Problem description:
Your response should be the complete set of records, reproduced exactly.

Data for the task:
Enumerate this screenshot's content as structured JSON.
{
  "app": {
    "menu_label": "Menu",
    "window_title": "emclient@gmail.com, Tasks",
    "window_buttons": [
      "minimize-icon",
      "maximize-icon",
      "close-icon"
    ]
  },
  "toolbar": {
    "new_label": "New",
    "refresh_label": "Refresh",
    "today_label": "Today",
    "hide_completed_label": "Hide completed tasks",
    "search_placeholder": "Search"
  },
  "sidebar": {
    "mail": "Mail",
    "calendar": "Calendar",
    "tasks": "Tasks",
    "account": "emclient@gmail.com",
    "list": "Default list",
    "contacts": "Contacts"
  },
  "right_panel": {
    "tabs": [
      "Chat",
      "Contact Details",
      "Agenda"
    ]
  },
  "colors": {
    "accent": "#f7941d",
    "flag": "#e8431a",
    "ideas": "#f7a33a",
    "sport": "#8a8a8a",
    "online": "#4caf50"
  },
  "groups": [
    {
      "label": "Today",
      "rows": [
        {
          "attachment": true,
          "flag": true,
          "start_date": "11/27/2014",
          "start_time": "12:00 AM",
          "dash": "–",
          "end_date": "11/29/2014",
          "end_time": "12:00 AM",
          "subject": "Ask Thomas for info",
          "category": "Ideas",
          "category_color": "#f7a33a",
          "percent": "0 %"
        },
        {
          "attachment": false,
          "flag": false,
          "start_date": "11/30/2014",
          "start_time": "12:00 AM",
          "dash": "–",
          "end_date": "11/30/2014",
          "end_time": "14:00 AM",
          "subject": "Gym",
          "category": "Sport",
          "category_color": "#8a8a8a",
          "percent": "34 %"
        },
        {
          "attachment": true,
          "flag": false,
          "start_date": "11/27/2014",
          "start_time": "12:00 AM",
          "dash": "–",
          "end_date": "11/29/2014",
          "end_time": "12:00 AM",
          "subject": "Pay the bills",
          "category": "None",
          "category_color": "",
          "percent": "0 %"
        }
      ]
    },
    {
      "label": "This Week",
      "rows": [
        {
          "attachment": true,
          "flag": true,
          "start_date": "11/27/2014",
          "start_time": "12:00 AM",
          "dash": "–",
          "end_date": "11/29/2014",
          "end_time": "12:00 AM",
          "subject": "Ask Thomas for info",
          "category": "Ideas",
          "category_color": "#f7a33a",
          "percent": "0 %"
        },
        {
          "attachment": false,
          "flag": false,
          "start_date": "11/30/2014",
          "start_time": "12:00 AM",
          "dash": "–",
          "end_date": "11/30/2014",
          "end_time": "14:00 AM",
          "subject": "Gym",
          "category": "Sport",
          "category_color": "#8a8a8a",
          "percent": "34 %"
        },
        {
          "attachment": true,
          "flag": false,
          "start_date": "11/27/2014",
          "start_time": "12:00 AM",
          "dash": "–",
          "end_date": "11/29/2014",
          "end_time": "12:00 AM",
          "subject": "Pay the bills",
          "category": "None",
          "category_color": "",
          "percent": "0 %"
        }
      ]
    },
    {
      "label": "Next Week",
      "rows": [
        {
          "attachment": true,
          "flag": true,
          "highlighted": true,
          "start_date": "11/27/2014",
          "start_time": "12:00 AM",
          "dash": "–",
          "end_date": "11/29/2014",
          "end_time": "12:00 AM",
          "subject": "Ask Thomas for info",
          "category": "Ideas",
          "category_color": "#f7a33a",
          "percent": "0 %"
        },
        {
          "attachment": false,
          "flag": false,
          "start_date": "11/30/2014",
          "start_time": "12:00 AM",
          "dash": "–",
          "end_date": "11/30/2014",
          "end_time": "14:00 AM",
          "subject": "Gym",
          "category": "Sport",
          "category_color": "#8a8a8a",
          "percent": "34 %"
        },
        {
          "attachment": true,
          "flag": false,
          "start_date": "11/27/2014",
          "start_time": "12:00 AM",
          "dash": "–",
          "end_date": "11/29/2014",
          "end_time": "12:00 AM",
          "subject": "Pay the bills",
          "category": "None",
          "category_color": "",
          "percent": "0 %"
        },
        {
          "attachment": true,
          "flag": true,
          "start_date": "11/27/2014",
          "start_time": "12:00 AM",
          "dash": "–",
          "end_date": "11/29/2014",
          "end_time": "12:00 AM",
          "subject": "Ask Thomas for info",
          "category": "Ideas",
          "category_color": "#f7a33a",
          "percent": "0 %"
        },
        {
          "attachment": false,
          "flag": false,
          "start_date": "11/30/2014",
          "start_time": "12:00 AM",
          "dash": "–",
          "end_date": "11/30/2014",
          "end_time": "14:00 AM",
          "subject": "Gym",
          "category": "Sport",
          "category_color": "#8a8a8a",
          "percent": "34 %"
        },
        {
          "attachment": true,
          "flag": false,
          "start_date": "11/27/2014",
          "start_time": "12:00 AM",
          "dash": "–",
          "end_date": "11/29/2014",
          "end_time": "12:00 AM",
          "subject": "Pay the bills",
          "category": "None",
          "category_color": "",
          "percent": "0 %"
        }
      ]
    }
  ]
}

Answer to the problem:
Enumerate this screenshot's content as structured JSON.
{
  "app": {
    "menu_label": "Menu",
    "window_title": "emclient@gmail.com, Tasks",
    "window_buttons": [
      "minimize-icon",
      "maximize-icon",
      "close-icon"
    ]
  },
  "toolbar": {
    "new_label": "New",
    "refresh_label": "Refresh",
    "today_label": "Today",
    "hide_completed_label": "Hide completed tasks",
    "search_placeholder": "Search"
  },
  "sidebar": {
    "mail": "Mail",
    "calendar": "Calendar",
    "tasks": "Tasks",
    "account": "emclient@gmail.com",
    "list": "Default list",
    "contacts": "Contacts"
  },
  "right_panel": {
    "tabs": [
      "Chat",
      "Contact Details",
      "Agenda"
    ]
  },
  "colors": {
    "accent": "#f7941d",
    "flag": "#e8431a",
    "ideas": "#f7a33a",
    "sport": "#8a8a8a",
    "online": "#4caf50"
  },
  "groups": [
    {
      "label": "Today",
      "rows": [
        {
          "attachment": true,
          "flag": true,
          "start_date": "11/27/2014",
          "start_time": "12:00 AM",
          "dash": "–",
          "end_date": "11/29/2014",
          "end_time": "12:00 AM",
          "subject": "Ask Thomas for info",
          "category": "Ideas",
          "category_color": "#f7a33a",
          "percent": "0 %"
        },
        {
          "attachment": false,
          "flag": false,
          "start_date": "11/30/2014",
          "start_time": "12:00 AM",
          "dash": "–",
          "end_date": "11/30/2014",
          "end_time": "14:00 AM",
          "subject": "Gym",
          "category": "Sport",
          "category_color": "#8a8a8a",
          "percent": "34 %"
        },
        {
          "attachment": true,
          "flag": false,
          "start_date": "11/27/2014",
          "start_time": "12:00 AM",
          "dash": "–",
          "end_date": "11/29/2014",
          "end_time": "12:00 AM",
          "subject": "Pay the bills",
          "category": "None",
          "category_color": "",
          "percent": "0 %"
        }
      ]
    },
    {
      "label": "This Week",
      "rows": [
        {
          "attachment": true,
          "flag": true,
          "start_date": "11/27/2014",
          "start_time": "12:00 AM",
          "dash": "–",
          "end_date": "11/29/2014",
          "end_time": "12:00 AM",
          "subject": "Ask Thomas for info",
          "category": "Ideas",
          "category_color": "#f7a33a",
          "percent": "0 %"
        },
        {
          "attachment": false,
          "flag": false,
          "start_date": "11/30/2014",
          "start_time": "12:00 AM",
          "dash": "–",
          "end_date": "11/30/2014",
          "end_time": "14:00 AM",
          "subject": "Gym",
          "category": "Sport",
          "category_color": "#8a8a8a",
          "percent": "34 %"
        },
        {
          "attachment": true,
          "flag": false,
          "start_date": "11/27/2014",
          "start_time": "12:00 AM",
          "dash": "–",
          "end_date": "11/29/2014",
          "end_time": "12:00 AM",
          "subject": "Pay the bills",
          "category": "None",
          "category_color": "",
          "percent": "0 %"
        }
      ]
    },
    {
      "label": "Next Week",
      "rows": [
        {
          "attachment": true,
          "flag": true,
          "highlighted": true,
          "start_date": "11/27/2014",
          "start_time": "12:00 AM",
          "dash": "–",
          "end_date": "11/29/2014",
          "end_time": "12:00 AM",
          "subject": "Ask Thomas for info",
          "category": "Ideas",
          "category_color": "#f7a33a",
          "percent": "0 %"
        },
        {
          "attachment": false,
          "flag": false,
          "start_date": "11/30/2014",
          "start_time": "12:00 AM",
          "dash": "–",
          "end_date": "11/30/2014",
          "end_time": "14:00 AM",
          "subject": "Gym",
          "category": "Sport",
          "category_color": "#8a8a8a",
          "percent": "34 %"
        },
        {
          "attachment": true,
          "flag": false,
          "start_date": "11/27/2014",
          "start_time": "12:00 AM",
          "dash": "–",
          "end_date": "11/29/2014",
          "end_time": "12:00 AM",
          "subject": "Pay the bills",
          "category": "None",
          "category_color": "",
          "percent": "0 %"
        },
        {
          "attachment": true,
          "flag": true,
          "start_date": "11/27/2014",
          "start_time": "12:00 AM",
          "dash": "–",
          "end_date": "11/29/2014",
          "end_time": "12:00 AM",
          "subject": "Ask Thomas for info",
          "category": "Ideas",
          "category_color": "#f7a33a",
          "percent": "0 %"
        },
        {
          "attachment": false,
          "flag": false,
          "start_date": "11/30/2014",
          "start_time": "12:00 AM",
          "dash": "–",
          "end_date": "11/30/2014",
          "end_time": "14:00 AM",
          "subject": "Gym",
          "category": "Sport",
          "category_color": "#8a8a8a",
          "percent": "34 %"
        },
        {
          "attachment": true,
          "flag": false,
          "start_date": "11/27/2014",
          "start_time": "12:00 AM",
          "dash": "–",
          "end_date": "11/29/2014",
          "end_time": "12:00 AM",
          "subject": "Pay the bills",
          "category": "None",
          "category_color": "",
          "percent": "0 %"
        }
      ]
    }
  ]
}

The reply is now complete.